How Long Does it Take for CBD to Leave the Body?

There’s no standard length of time to indicate when CBD leaves your body. Different factors can affect whether the CBD molecules will leave soon or stick around for longer.

When you consume CBD, the effects usually kick in and then fade away in a timeframe spanning hours. However, if you were to take a drug test, the CBD will still show up.

CBD molecules stay in the body by attaching to fat cells, and it can take anywhere from five days to a whole month for the body to get rid of CBD molecules.

Some basic processes by which the body eliminates CBD include urinating, sweating, and excreting.
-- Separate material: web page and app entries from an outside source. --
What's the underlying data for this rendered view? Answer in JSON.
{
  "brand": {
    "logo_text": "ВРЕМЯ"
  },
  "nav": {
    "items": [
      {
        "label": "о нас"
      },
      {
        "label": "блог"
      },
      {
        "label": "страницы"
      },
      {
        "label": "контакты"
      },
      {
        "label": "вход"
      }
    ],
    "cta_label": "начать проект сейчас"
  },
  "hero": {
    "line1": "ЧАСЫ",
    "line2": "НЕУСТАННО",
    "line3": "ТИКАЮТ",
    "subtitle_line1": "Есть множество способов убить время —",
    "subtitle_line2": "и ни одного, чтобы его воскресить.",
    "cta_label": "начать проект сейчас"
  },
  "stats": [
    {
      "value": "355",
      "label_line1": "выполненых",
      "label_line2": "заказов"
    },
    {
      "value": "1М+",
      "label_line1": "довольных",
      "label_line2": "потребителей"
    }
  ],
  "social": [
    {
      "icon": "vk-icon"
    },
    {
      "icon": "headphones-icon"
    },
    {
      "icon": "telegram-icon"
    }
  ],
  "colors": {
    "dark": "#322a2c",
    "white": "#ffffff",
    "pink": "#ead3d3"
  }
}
One of the ways to speed up CBD elimination is by increasing water intake.

When you take more than the usual amount of water, you experience increased or excessive production of urine, thus enabling the body to eliminate more CBD.

The following are some factors that might influence how long CBD takes to leave your body:

Weight: if you’re above average in weight or you’re in the obese territory, it means that the CBD molecules have more surface area (read fat cells) to latch onto. But if a person has an average or small weight, their body may eliminate CBD relatively faster.

Metabolism: the chemical processes in the digestive system can influence the amount of time that CBD stays in your body. If you have a high rate of metabolism, you are likely to expel CBD at a higher rate, as compared to if you have a low rate of metabolism.

Frequency of use: with regular CBD consumption, the CBD molecules accumulate and compound within your system, which typically takes longer to eliminate.

Most benefits attributed to CBD stem from preliminary studies and anecdotal reports. Yet millions of people in the UK have incorporated CBD products into their daily routines. CBD is beneficial in numerous situations, but there are certain instances where you may be advised not to take it. For instance, it’s not recommended for a breastfeeding woman to take CBD.